Sam Bleakley talks Big Wednesday
With a few more dark nights ahead we reached out to our ambassador Sam Bleakley for some film and book recommendations to take us through to spring. For the next few weeks Sam will be dropping some insight into some of the surf films and books that have shaped surf culture. He kicks off with his favourite surf movie of all time.
Big Wednesday (1978) John Milius
My all-time favourite surf film is John Milius’ Big Wednesday (1978). Director Milius grew up surfing in California in the 1950s and 1960s and co-wrote the script with Dennis Aaberg. Through the Beat and Vietnam eras Big Wednesday uses the changing Californian seasons as a metaphor for the changes in life. It is a poignant cultural history and realistic character narrative. This is embodied in the tight friendship between Matt (Jan-Michael Vincent), Jack (William Cat) and Leroy (Gary Busey), the Three Musketeers. Matt, the ‘natural’, embodies grace, but finds solace in the bottle. Jack is an achiever, a worker, cautious and competent, who willingly enlists for Vietnam. Leroy the Masochist is the ‘no brains, no headaches’ hell-raiser out for a good time. Put the three together, Milius seems to be saying, and you have the ideal man (Big Wednesday is undeniably masculinist).

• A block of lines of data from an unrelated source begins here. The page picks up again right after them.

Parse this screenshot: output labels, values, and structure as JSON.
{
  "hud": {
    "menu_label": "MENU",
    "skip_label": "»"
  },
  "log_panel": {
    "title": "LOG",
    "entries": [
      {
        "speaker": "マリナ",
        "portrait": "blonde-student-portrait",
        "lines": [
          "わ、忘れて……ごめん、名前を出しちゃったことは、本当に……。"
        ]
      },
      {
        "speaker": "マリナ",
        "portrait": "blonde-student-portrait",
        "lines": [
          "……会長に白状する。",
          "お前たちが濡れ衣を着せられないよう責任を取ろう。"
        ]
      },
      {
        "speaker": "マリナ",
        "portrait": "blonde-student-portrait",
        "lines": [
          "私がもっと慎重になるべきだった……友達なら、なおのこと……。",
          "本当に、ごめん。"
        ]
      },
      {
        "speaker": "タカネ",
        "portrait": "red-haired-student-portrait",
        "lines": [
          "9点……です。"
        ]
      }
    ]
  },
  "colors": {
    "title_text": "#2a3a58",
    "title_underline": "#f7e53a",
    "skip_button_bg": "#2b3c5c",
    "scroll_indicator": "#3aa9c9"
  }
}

Matt is the iconic surfer, but as the film unfolds, he cannot adapt to change. Milius tracks the emergence of the ‘quick buck’ in surfing and the exploitation of laidback surfers with raw talent who would be turned into stars through the surfing industry. The film climaxes with the ‘great swell’ that reunites the boys for a tearjerker scene for men (recall the masculinism), putting aside all differences. This is where they will all ‘eat it’, but not before each has a moment of glory. Heroism is not grounded in war, neither literally in Vietnam nor in the lost battle against change, but in finding kinship through a common love of the sea. Watching Big Wednesday makes you want to go surfing, desperately. There could be no better accolade for a surf film. You wake up early the next day, the following Thursday - Thor’s Day - ready to make some local thunder and lightning. But you will not find Big Wednesday on the list of ‘all time great films’. John Milius was a classmate at the University of Southern California’s School of Cinematic Arts with George Lucas. American Graffitti (1973) was Lucas’ ode to his California youth, but despite an $11 million budget spent mostly on shooting the surfing sequences, Milius’ Big Wednesday did not rival the audiences of American Graffitti. Only later would it become a cult hit.
Photo - Warner Bros